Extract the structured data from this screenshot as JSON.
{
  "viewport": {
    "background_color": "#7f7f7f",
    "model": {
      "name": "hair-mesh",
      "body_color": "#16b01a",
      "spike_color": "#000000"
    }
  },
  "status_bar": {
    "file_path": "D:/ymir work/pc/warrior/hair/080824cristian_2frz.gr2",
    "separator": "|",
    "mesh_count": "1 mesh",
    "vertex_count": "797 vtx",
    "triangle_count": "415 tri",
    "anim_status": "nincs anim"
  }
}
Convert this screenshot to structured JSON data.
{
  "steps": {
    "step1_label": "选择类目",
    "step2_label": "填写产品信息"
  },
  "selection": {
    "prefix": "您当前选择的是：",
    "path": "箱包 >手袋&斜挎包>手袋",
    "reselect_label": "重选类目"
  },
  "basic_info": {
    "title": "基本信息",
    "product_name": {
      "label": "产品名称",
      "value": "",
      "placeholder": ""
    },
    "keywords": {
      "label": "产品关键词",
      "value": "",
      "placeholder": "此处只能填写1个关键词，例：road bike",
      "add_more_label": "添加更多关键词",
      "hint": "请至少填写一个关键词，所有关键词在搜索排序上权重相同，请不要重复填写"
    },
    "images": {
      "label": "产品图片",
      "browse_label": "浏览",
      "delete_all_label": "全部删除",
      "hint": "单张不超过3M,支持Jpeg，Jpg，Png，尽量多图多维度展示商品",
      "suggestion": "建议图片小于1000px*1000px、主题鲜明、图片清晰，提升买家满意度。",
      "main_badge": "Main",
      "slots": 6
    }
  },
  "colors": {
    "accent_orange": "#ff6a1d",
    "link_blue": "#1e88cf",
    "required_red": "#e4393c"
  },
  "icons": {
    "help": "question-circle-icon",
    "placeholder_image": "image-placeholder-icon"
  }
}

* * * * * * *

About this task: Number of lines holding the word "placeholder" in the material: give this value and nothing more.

Reply to the task: 3